Harper Lee’s “To Kill a Mockingbird,” presents readers with many life lessons. The book is set at a very controversial time period around the World War II era. The time period is one which is simply black against white. The book is narrated by a tom-boy, Scout, growing up in her early ages of life. Her father, Atticus Finch, is a lawyer, who defends a black man named Tom Robinson, who is being treated unfairly in court.
In To Kill a Mockingbird, Harper Lee uses her own childhood experiences of growing up in Monroeville, Alabama during the Great Depression to show the coming of age of her character, Scout Finch. “ People” Lee explains, “ moved slowly then,” and such a pace gives the young room to invent games, run rampant on the town streets, and stay safe.” Scout Finch was always the “go-getter.” She was the little girl who fought for what she thought was right, usually with her fists. "You might hear some ugly talk about it at school, but do one thing for me if you will: you just hold your head high and keep those fists down.
As individuals in today’s society, we are privileged to not have to endure the prevalent societal differences and sexism that the characters in Harper Lee’s novel, To Kill A Mockingbird, must.

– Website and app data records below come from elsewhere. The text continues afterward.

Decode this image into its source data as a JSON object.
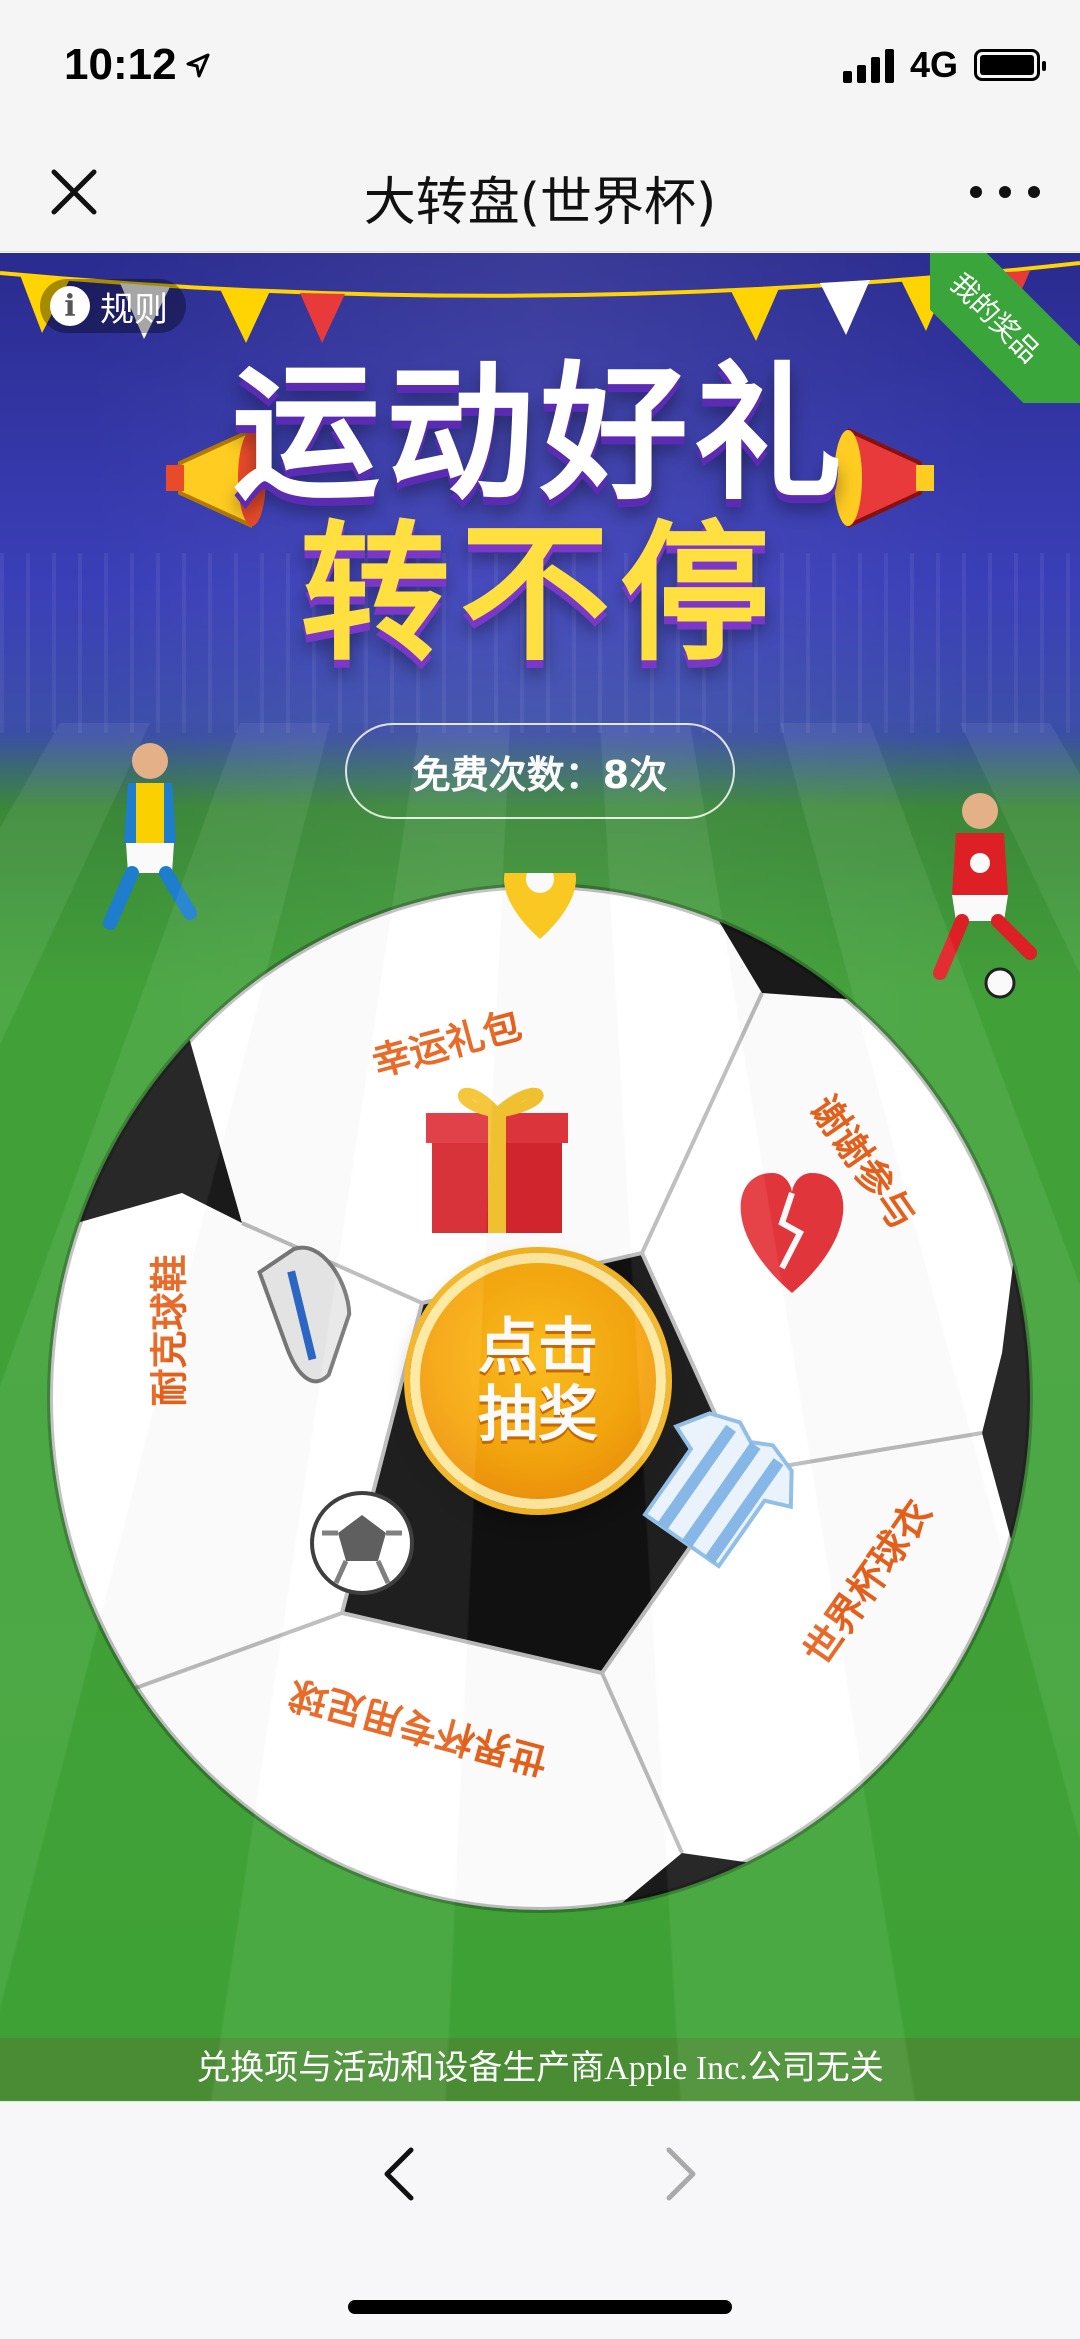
{
  "status_bar": {
    "time": "10:12",
    "network": "4G"
  },
  "nav": {
    "title": "大转盘(世界杯)"
  },
  "banner": {
    "rules_label": "规则",
    "my_prize_label": "我的奖品",
    "headline_line1": "运动好礼",
    "headline_line2": "转不停"
  },
  "free_count": {
    "text": "免费次数：8次"
  },
  "wheel": {
    "segments": [
      {
        "label": "幸运礼包",
        "icon": "gift-box-icon"
      },
      {
        "label": "谢谢参与",
        "icon": "broken-heart-icon"
      },
      {
        "label": "世界杯球衣",
        "icon": "jersey-icon"
      },
      {
        "label": "世界杯专用足球",
        "icon": "soccer-ball-icon"
      },
      {
        "label": "耐克球鞋",
        "icon": "football-boot-icon"
      }
    ],
    "button_line1": "点击",
    "button_line2": "抽奖"
  },
  "disclaimer": "兑换项与活动和设备生产商Apple Inc.公司无关",
  "colors": {
    "accent_orange": "#e8621c",
    "field_green": "#43a33a",
    "banner_blue": "#3b3fb8",
    "gold": "#f6a60d"
  }
}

The readers, lead by the protagonist, Scout Finch, can truly begin to identify with her observance and simultaneous acceptance and defiance of gender roles. Evidently, Scout grows up with prominent gender roles impacting and influencing her opinion on how each gender “should” and “should not” behave, but when it comes to her behaviour, she does as she pleases. When Scout converses with her male cousin, Francis, about cooking, she laughs upon hearing his uncommon interest of the pastime.
What Shapes Individual Identity There many things in life shape identity but some of the biggests factors that shape identity are race, wealth, gender and the experiences you go through. How is an individual sense of identity formed? Through race, wealth gender and experiences their are countless ways identity is formed. First, race.
Confucius, a Chinese philosopher, once said “Our greatest glory is not in never falling, but in rising everytime we fall”. What Confucius means by this is for society to succeed we have to take a few step back to keep moving forward. There will always be things that set you back in life, but there is always a way to conquer them. It may seem hard to find a way around, but if you see it from a different angle, you can find a way.
The belief that each gender should have its own roles and behaviors is something that has been deeply rooted in the mind of Aunt Alexandra. When she moves into the Finches’ home, she makes attempts to change the family in a way she saw fit. Quickly, she notices that Scout does not abide by her idea of how a girl should be acting. After only a short time of living in their home, she confronts Scout, making an attempt to alter her personality. As if it was an intervention, she says she “decided that it would be best for you to have some feminine influence.”
The 1920s carried much change in society. Some of these changes were more rights for women, jazz music, and prohibition. The people of the 1920s were disillusioned by society lacking in idealism and vision, sense of personal alienation, and Americans were obsessed with materialism and outmoded moral values (The Roaring Twenties).Cultural changes were strongly influenced by the destruction of World War I ending 1918. America needed to recover and with it youth rebelled against the norms of the older generations.
The 1950’s was a moment in American history when rock and roll was about to turn everything upside down in American culture. Every week hundreds of singles were being released by record companies. Grease is a musical based on the transformation from the 1950’s to the 1960’s not caring about repression and tradition and living for freedom and adventure. Grease was inspired by the success of Hair and shows like it, that revealed great cultural truths about America
Why do you think the event was important, and how does it fit into the conflict and changes of the 1920s? This era was known as the Roaring twenties where most women were able to discover their opportunities. In the 1920s, women were able to break away from the traditional female roles that always held them back (Barnes & Bowles, 2014). Many women during this time were in the change process where majority become career oriented.
The 1920s represented the post-suffrage era when women made drastic social and cultural changes that affected the American women way of life. Women began to seek more rightsand equal representation through changes in social values. However, women still observed their primary responsibility for caring for the household; and also depended on men for monetary support (Martin, 1926). The essay brings into perspective, various transformations that took place in the 1920s, resulting in the diversion of the traditional norms.